Work required: A letter-for-letter copy of the listing is required, with no pictures in it.

Provided information:
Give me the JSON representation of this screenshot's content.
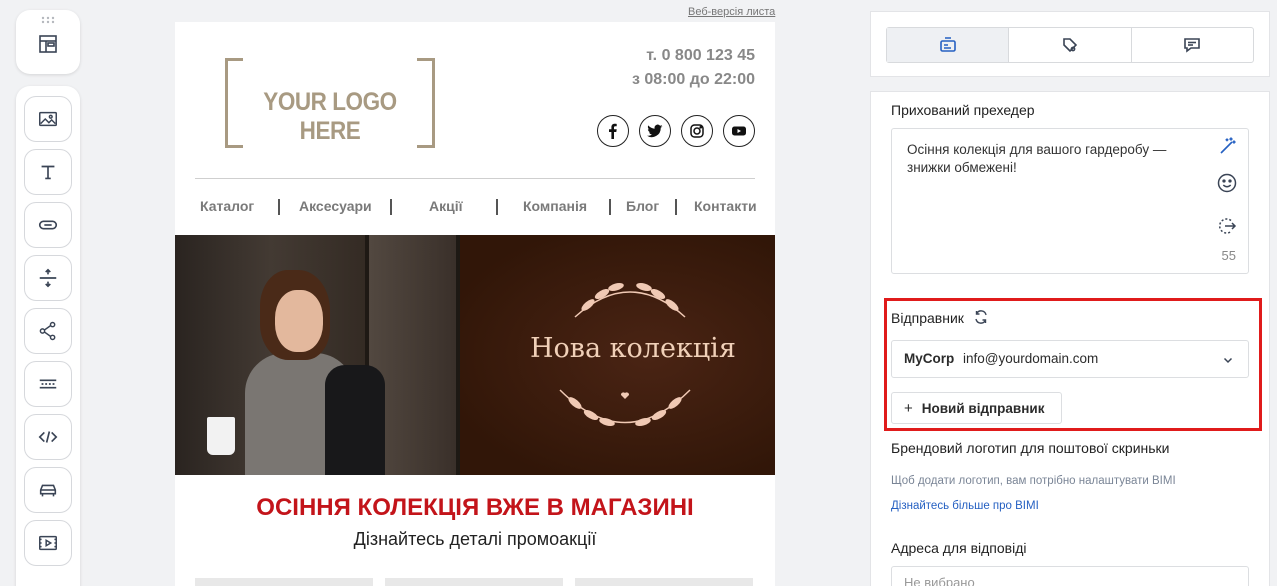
{
  "email": {
    "web_version_link": "Веб-версія листа",
    "logo_text": "YOUR LOGO HERE",
    "phone": "т. 0 800 123 45",
    "hours": "з 08:00 до 22:00",
    "nav": [
      "Каталог",
      "Аксесуари",
      "Акції",
      "Компанія",
      "Блог",
      "Контакти"
    ],
    "hero_title": "Нова колекція",
    "headline": "ОСІННЯ КОЛЕКЦІЯ ВЖЕ В МАГАЗИНІ",
    "subheadline": "Дізнайтесь деталі промоакції"
  },
  "settings": {
    "preheader_label": "Прихований прехедер",
    "preheader_text": "Осіння колекція для вашого гардеробу — знижки обмежені!",
    "preheader_counter": "55",
    "sender_label": "Відправник",
    "sender_name": "MyCorp",
    "sender_email": "info@yourdomain.com",
    "new_sender_label": "Новий відправник",
    "brand_logo_label": "Брендовий логотип для поштової скриньки",
    "bimi_hint": "Щоб додати логотип, вам потрібно налаштувати BIMI",
    "bimi_link": "Дізнайтесь більше про BIMI",
    "reply_label": "Адреса для відповіді",
    "reply_placeholder": "Не вибрано"
  },
  "colors": {
    "accent_red": "#c3141a",
    "highlight": "#e01b1b",
    "link": "#2560c2",
    "logo": "#a89a82"
  }
}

Exercise solution:
Give me the JSON representation of this screenshot's content.
{
  "email": {
    "web_version_link": "Веб-версія листа",
    "logo_text": "YOUR LOGO HERE",
    "phone": "т. 0 800 123 45",
    "hours": "з 08:00 до 22:00",
    "nav": [
      "Каталог",
      "Аксесуари",
      "Акції",
      "Компанія",
      "Блог",
      "Контакти"
    ],
    "hero_title": "Нова колекція",
    "headline": "ОСІННЯ КОЛЕКЦІЯ ВЖЕ В МАГАЗИНІ",
    "subheadline": "Дізнайтесь деталі промоакції"
  },
  "settings": {
    "preheader_label": "Прихований прехедер",
    "preheader_text": "Осіння колекція для вашого гардеробу — знижки обмежені!",
    "preheader_counter": "55",
    "sender_label": "Відправник",
    "sender_name": "MyCorp",
    "sender_email": "info@yourdomain.com",
    "new_sender_label": "Новий відправник",
    "brand_logo_label": "Брендовий логотип для поштової скриньки",
    "bimi_hint": "Щоб додати логотип, вам потрібно налаштувати BIMI",
    "bimi_link": "Дізнайтесь більше про BIMI",
    "reply_label": "Адреса для відповіді",
    "reply_placeholder": "Не вибрано"
  },
  "colors": {
    "accent_red": "#c3141a",
    "highlight": "#e01b1b",
    "link": "#2560c2",
    "logo": "#a89a82"
  }
}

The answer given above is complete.